Year One: Basic Outdoor Skills
(Offered Fall 2020 - Spring 2021)
These sessions focus on learning some of the basic outdoor skills and teaching students how to utilize the natural world in everyday life. Some of the skills taught will include fire building, finding water, basic knots, shelter building with tarps, finding your way - with and without a compass, and outdoor cooking.
The last session of the year will be a 24-hour overnight camping experience that will allow students to practice the skills they've learned throughout the year in a fun and safe environment. The camp out will also include creating tarp shelters, creating a knife sharpener, learning how to sharpen knives, and creating their own survival kit.
Year Two - Using Plants and Trees for Survival
(Offered Fall 2021 - Spring 2022)

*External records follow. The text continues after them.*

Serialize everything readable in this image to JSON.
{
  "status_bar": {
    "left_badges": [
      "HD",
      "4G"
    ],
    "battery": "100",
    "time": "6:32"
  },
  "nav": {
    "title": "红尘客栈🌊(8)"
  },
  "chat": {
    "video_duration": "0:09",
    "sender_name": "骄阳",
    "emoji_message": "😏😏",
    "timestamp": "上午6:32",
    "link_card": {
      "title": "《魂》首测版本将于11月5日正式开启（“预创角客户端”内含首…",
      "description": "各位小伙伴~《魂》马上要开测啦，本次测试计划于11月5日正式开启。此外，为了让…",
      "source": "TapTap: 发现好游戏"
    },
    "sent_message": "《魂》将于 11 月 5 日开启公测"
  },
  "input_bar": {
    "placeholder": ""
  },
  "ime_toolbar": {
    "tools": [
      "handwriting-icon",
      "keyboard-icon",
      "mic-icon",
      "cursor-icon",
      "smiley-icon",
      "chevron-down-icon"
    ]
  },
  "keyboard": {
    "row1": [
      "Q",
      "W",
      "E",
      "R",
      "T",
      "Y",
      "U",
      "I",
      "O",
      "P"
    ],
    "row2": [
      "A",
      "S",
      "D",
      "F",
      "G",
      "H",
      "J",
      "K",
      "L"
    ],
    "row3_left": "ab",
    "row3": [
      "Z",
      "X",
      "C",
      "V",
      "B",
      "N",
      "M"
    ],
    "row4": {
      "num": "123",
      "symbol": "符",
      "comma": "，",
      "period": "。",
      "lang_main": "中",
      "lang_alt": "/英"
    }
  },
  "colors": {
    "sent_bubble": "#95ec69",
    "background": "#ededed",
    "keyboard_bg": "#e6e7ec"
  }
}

Utilizing the resources around you is essential in any survival situation. In most cases, plants and trees are what is available to you. During these sessions, students will learn how to make cordage from fibers in nature, build debris and thatched shelters, learn to make a pine needle coaster and tap Sugar Maple trees.
The 24-hour overnight camping experience for year two is in October and weather permitting takes place on Beaver Island (camp's remote wilderness setting accessible by canoe/boat only). The campout will provide an opportunity for students to finish their debris and thatched shelters (and sleep in them or in tents) along with time to practice other basic skills. In March there will also be an extended day of programming during which the students will boil down the sap from the trees they tapped and then host their families for a pancake supper to enjoy the fresh Maple Syrup.

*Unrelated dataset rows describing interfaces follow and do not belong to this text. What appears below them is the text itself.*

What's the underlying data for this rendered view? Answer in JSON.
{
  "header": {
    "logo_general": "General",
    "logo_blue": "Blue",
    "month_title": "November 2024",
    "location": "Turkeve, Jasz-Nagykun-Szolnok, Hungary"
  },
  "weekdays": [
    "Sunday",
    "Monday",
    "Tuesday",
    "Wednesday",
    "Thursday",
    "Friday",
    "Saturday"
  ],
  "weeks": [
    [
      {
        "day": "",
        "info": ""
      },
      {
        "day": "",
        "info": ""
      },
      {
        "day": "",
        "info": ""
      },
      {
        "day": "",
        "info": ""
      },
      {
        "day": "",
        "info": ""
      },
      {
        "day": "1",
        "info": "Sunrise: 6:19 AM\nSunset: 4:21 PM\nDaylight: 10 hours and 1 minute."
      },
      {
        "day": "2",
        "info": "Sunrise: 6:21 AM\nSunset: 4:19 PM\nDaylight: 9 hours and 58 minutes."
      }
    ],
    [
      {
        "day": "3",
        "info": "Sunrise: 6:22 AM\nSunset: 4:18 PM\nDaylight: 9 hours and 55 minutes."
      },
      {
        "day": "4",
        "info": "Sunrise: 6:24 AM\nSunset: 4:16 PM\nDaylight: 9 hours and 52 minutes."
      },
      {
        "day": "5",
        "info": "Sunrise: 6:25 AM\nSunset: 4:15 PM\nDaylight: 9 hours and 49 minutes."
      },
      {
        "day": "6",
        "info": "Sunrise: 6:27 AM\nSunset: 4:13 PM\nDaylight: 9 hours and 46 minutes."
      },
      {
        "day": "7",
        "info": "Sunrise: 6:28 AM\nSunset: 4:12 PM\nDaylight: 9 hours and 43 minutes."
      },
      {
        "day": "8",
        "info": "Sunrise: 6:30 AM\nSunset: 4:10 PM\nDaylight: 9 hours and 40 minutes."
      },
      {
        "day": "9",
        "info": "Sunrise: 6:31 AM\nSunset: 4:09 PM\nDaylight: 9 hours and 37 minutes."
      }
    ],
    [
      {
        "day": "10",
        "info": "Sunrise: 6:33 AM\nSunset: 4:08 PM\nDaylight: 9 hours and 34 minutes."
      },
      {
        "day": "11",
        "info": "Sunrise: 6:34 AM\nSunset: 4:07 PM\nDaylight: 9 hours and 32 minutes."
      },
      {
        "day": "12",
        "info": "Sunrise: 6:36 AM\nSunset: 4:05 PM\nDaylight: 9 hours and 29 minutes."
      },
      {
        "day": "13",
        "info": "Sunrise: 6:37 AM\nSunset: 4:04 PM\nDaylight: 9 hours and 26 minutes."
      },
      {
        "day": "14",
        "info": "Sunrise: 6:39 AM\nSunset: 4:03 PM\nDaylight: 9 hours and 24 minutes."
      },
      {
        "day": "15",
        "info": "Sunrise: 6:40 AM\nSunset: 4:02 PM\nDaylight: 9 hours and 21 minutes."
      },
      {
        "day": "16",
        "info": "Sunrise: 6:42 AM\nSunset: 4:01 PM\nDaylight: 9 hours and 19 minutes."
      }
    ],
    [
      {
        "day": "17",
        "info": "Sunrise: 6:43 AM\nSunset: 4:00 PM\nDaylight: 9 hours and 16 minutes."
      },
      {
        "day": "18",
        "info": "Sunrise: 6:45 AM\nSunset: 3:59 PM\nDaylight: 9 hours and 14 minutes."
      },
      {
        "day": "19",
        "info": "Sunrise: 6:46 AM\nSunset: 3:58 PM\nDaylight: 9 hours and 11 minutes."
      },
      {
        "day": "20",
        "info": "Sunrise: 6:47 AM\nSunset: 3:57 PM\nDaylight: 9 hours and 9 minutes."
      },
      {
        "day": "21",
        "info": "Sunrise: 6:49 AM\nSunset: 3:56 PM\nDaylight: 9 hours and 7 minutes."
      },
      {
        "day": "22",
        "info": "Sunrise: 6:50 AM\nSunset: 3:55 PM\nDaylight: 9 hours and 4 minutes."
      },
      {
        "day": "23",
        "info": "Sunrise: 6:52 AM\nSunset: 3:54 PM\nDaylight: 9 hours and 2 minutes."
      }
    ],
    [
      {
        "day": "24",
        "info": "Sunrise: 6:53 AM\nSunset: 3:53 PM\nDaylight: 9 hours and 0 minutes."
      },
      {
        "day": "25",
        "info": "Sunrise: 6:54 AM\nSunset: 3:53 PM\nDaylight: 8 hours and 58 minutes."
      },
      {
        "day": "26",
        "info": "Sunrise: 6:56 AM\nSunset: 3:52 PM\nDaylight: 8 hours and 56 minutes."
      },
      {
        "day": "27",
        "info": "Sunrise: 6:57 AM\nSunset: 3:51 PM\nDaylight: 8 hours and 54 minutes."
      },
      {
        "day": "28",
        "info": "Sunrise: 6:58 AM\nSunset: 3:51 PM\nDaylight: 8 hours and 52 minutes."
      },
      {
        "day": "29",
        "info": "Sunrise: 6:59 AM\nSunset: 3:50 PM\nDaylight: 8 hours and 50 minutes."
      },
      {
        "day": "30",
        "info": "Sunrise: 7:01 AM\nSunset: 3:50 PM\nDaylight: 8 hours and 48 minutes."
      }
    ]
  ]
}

Year Three - Use of Animals and Earth Resources
(Offered Fall 2019 - Spring 2020)
In many survival situations, taking advantage of the animals and other natural resources that you can find is key. It is important to know how to utilize those resources while treating them with respect and recognizing them as part of creation. Activities in these sessions include fishing (along with learning to fillet fish and smoke the fish over a campfire), learning to process clay and make a clay pot that will be pit-fired in the spring, tanning a deer hide into buckskin and a weaving project from natural fibers.
The overnight experience for the third year is in January Because hide tanning and clay processing are both multiple step processes, having the over night camping experience in January will allow students to be a part of all the steps. The day will also include learning some winter survival skills as well as learning to cross-country ski.